BEGIN DATA FOR THE TASK
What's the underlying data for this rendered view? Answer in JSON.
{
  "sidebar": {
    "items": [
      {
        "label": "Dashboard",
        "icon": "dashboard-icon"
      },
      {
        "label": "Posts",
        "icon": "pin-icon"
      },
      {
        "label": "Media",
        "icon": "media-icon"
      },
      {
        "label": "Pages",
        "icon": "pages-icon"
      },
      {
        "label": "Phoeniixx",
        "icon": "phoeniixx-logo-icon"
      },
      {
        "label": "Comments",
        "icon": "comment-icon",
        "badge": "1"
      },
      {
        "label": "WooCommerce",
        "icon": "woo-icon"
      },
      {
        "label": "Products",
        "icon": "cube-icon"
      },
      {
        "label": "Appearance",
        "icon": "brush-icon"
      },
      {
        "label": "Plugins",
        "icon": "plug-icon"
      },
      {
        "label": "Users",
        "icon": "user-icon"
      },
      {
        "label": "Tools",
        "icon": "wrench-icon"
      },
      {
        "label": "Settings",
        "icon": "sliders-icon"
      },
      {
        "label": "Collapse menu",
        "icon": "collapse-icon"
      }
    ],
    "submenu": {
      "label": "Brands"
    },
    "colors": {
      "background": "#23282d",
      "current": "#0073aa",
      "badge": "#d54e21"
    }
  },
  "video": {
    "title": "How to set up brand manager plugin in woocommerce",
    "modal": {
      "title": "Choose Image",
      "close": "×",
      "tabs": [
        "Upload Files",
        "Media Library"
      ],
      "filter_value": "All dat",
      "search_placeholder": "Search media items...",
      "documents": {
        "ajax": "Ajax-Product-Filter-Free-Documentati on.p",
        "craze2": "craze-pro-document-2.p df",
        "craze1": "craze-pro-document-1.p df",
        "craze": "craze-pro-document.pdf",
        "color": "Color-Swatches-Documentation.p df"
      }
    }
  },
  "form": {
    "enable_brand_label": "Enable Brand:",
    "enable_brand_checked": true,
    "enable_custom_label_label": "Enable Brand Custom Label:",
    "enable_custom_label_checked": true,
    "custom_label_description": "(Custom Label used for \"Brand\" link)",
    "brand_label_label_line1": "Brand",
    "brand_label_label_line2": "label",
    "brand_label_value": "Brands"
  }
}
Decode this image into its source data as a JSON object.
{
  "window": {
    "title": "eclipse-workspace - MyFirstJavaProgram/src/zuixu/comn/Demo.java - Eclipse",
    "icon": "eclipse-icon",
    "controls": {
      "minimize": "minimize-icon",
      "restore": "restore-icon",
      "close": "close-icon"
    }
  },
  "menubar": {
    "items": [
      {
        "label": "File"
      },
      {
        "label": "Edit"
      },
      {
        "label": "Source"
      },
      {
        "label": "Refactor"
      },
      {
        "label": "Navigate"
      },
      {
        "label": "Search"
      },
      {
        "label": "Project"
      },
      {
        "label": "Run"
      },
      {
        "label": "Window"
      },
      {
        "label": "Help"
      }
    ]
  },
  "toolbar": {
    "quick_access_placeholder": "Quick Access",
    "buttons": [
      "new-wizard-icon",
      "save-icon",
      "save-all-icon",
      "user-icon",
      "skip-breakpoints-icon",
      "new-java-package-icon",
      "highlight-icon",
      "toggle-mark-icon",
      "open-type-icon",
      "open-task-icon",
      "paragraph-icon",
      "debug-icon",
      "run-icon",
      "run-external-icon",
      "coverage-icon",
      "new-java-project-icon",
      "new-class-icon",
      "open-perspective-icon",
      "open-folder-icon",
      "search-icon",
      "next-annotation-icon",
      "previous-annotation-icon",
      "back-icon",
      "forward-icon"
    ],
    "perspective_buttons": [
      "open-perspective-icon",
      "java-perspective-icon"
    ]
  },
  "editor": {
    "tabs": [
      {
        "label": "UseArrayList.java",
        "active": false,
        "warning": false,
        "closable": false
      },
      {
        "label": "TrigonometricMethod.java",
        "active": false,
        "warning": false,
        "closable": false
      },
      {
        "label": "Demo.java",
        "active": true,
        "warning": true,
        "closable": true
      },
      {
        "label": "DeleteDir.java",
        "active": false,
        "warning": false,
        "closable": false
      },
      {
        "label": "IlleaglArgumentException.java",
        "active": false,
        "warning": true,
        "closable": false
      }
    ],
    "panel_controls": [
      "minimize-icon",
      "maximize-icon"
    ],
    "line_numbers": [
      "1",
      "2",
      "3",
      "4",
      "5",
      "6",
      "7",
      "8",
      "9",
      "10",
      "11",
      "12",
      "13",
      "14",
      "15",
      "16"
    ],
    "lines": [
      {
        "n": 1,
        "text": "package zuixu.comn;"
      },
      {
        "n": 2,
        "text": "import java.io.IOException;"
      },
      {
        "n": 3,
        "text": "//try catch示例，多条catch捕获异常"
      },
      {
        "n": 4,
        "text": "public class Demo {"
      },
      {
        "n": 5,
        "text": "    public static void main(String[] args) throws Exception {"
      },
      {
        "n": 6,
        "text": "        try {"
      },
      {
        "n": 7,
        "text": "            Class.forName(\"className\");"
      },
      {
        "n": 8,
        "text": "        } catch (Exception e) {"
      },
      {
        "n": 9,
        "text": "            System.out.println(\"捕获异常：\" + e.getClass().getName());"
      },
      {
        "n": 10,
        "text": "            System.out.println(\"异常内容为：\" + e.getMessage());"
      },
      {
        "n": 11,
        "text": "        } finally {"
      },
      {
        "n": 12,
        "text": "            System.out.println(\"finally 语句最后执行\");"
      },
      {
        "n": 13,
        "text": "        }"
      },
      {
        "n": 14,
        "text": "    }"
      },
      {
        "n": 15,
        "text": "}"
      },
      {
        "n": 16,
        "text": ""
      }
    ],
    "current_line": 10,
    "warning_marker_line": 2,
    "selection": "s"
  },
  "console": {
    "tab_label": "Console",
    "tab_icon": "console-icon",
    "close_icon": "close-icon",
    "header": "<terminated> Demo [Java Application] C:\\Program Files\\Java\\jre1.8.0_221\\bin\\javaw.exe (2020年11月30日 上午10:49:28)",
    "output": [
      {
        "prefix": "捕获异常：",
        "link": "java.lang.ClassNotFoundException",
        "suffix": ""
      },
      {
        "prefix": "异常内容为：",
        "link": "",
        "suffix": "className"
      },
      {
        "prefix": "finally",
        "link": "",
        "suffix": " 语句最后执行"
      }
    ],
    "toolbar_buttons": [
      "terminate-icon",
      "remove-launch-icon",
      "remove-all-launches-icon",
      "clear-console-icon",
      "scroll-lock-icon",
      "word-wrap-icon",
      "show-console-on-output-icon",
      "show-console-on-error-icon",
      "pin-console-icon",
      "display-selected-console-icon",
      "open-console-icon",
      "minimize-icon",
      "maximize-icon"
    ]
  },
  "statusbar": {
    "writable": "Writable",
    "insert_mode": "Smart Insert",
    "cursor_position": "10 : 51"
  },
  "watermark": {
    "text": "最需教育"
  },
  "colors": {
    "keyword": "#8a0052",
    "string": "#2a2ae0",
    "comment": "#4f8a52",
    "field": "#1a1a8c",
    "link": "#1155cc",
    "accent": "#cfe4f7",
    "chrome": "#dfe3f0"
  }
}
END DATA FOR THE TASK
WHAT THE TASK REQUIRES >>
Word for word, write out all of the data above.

SOLVED EXERCISE >>
What's the underlying data for this rendered view? Answer in JSON.
{
  "sidebar": {
    "items": [
      {
        "label": "Dashboard",
        "icon": "dashboard-icon"
      },
      {
        "label": "Posts",
        "icon": "pin-icon"
      },
      {
        "label": "Media",
        "icon": "media-icon"
      },
      {
        "label": "Pages",
        "icon": "pages-icon"
      },
      {
        "label": "Phoeniixx",
        "icon": "phoeniixx-logo-icon"
      },
      {
        "label": "Comments",
        "icon": "comment-icon",
        "badge": "1"
      },
      {
        "label": "WooCommerce",
        "icon": "woo-icon"
      },
      {
        "label": "Products",
        "icon": "cube-icon"
      },
      {
        "label": "Appearance",
        "icon": "brush-icon"
      },
      {
        "label": "Plugins",
        "icon": "plug-icon"
      },
      {
        "label": "Users",
        "icon": "user-icon"
      },
      {
        "label": "Tools",
        "icon": "wrench-icon"
      },
      {
        "label": "Settings",
        "icon": "sliders-icon"
      },
      {
        "label": "Collapse menu",
        "icon": "collapse-icon"
      }
    ],
    "submenu": {
      "label": "Brands"
    },
    "colors": {
      "background": "#23282d",
      "current": "#0073aa",
      "badge": "#d54e21"
    }
  },
  "video": {
    "title": "How to set up brand manager plugin in woocommerce",
    "modal": {
      "title": "Choose Image",
      "close": "×",
      "tabs": [
        "Upload Files",
        "Media Library"
      ],
      "filter_value": "All dat",
      "search_placeholder": "Search media items...",
      "documents": {
        "ajax": "Ajax-Product-Filter-Free-Documentati on.p",
        "craze2": "craze-pro-document-2.p df",
        "craze1": "craze-pro-document-1.p df",
        "craze": "craze-pro-document.pdf",
        "color": "Color-Swatches-Documentation.p df"
      }
    }
  },
  "form": {
    "enable_brand_label": "Enable Brand:",
    "enable_brand_checked": true,
    "enable_custom_label_label": "Enable Brand Custom Label:",
    "enable_custom_label_checked": true,
    "custom_label_description": "(Custom Label used for \"Brand\" link)",
    "brand_label_label_line1": "Brand",
    "brand_label_label_line2": "label",
    "brand_label_value": "Brands"
  }
}
Decode this image into its source data as a JSON object.
{
  "window": {
    "title": "eclipse-workspace - MyFirstJavaProgram/src/zuixu/comn/Demo.java - Eclipse",
    "icon": "eclipse-icon",
    "controls": {
      "minimize": "minimize-icon",
      "restore": "restore-icon",
      "close": "close-icon"
    }
  },
  "menubar": {
    "items": [
      {
        "label": "File"
      },
      {
        "label": "Edit"
      },
      {
        "label": "Source"
      },
      {
        "label": "Refactor"
      },
      {
        "label": "Navigate"
      },
      {
        "label": "Search"
      },
      {
        "label": "Project"
      },
      {
        "label": "Run"
      },
      {
        "label": "Window"
      },
      {
        "label": "Help"
      }
    ]
  },
  "toolbar": {
    "quick_access_placeholder": "Quick Access",
    "buttons": [
      "new-wizard-icon",
      "save-icon",
      "save-all-icon",
      "user-icon",
      "skip-breakpoints-icon",
      "new-java-package-icon",
      "highlight-icon",
      "toggle-mark-icon",
      "open-type-icon",
      "open-task-icon",
      "paragraph-icon",
      "debug-icon",
      "run-icon",
      "run-external-icon",
      "coverage-icon",
      "new-java-project-icon",
      "new-class-icon",
      "open-perspective-icon",
      "open-folder-icon",
      "search-icon",
      "next-annotation-icon",
      "previous-annotation-icon",
      "back-icon",
      "forward-icon"
    ],
    "perspective_buttons": [
      "open-perspective-icon",
      "java-perspective-icon"
    ]
  },
  "editor": {
    "tabs": [
      {
        "label": "UseArrayList.java",
        "active": false,
        "warning": false,
        "closable": false
      },
      {
        "label": "TrigonometricMethod.java",
        "active": false,
        "warning": false,
        "closable": false
      },
      {
        "label": "Demo.java",
        "active": true,
        "warning": true,
        "closable": true
      },
      {
        "label": "DeleteDir.java",
        "active": false,
        "warning": false,
        "closable": false
      },
      {
        "label": "IlleaglArgumentException.java",
        "active": false,
        "warning": true,
        "closable": false
      }
    ],
    "panel_controls": [
      "minimize-icon",
      "maximize-icon"
    ],
    "line_numbers": [
      "1",
      "2",
      "3",
      "4",
      "5",
      "6",
      "7",
      "8",
      "9",
      "10",
      "11",
      "12",
      "13",
      "14",
      "15",
      "16"
    ],
    "lines": [
      {
        "n": 1,
        "text": "package zuixu.comn;"
      },
      {
        "n": 2,
        "text": "import java.io.IOException;"
      },
      {
        "n": 3,
        "text": "//try catch示例，多条catch捕获异常"
      },
      {
        "n": 4,
        "text": "public class Demo {"
      },
      {
        "n": 5,
        "text": "    public static void main(String[] args) throws Exception {"
      },
      {
        "n": 6,
        "text": "        try {"
      },
      {
        "n": 7,
        "text": "            Class.forName(\"className\");"
      },
      {
        "n": 8,
        "text": "        } catch (Exception e) {"
      },
      {
        "n": 9,
        "text": "            System.out.println(\"捕获异常：\" + e.getClass().getName());"
      },
      {
        "n": 10,
        "text": "            System.out.println(\"异常内容为：\" + e.getMessage());"
      },
      {
        "n": 11,
        "text": "        } finally {"
      },
      {
        "n": 12,
        "text": "            System.out.println(\"finally 语句最后执行\");"
      },
      {
        "n": 13,
        "text": "        }"
      },
      {
        "n": 14,
        "text": "    }"
      },
      {
        "n": 15,
        "text": "}"
      },
      {
        "n": 16,
        "text": ""
      }
    ],
    "current_line": 10,
    "warning_marker_line": 2,
    "selection": "s"
  },
  "console": {
    "tab_label": "Console",
    "tab_icon": "console-icon",
    "close_icon": "close-icon",
    "header": "<terminated> Demo [Java Application] C:\\Program Files\\Java\\jre1.8.0_221\\bin\\javaw.exe (2020年11月30日 上午10:49:28)",
    "output": [
      {
        "prefix": "捕获异常：",
        "link": "java.lang.ClassNotFoundException",
        "suffix": ""
      },
      {
        "prefix": "异常内容为：",
        "link": "",
        "suffix": "className"
      },
      {
        "prefix": "finally",
        "link": "",
        "suffix": " 语句最后执行"
      }
    ],
    "toolbar_buttons": [
      "terminate-icon",
      "remove-launch-icon",
      "remove-all-launches-icon",
      "clear-console-icon",
      "scroll-lock-icon",
      "word-wrap-icon",
      "show-console-on-output-icon",
      "show-console-on-error-icon",
      "pin-console-icon",
      "display-selected-console-icon",
      "open-console-icon",
      "minimize-icon",
      "maximize-icon"
    ]
  },
  "statusbar": {
    "writable": "Writable",
    "insert_mode": "Smart Insert",
    "cursor_position": "10 : 51"
  },
  "watermark": {
    "text": "最需教育"
  },
  "colors": {
    "keyword": "#8a0052",
    "string": "#2a2ae0",
    "comment": "#4f8a52",
    "field": "#1a1a8c",
    "link": "#1155cc",
    "accent": "#cfe4f7",
    "chrome": "#dfe3f0"
  }
}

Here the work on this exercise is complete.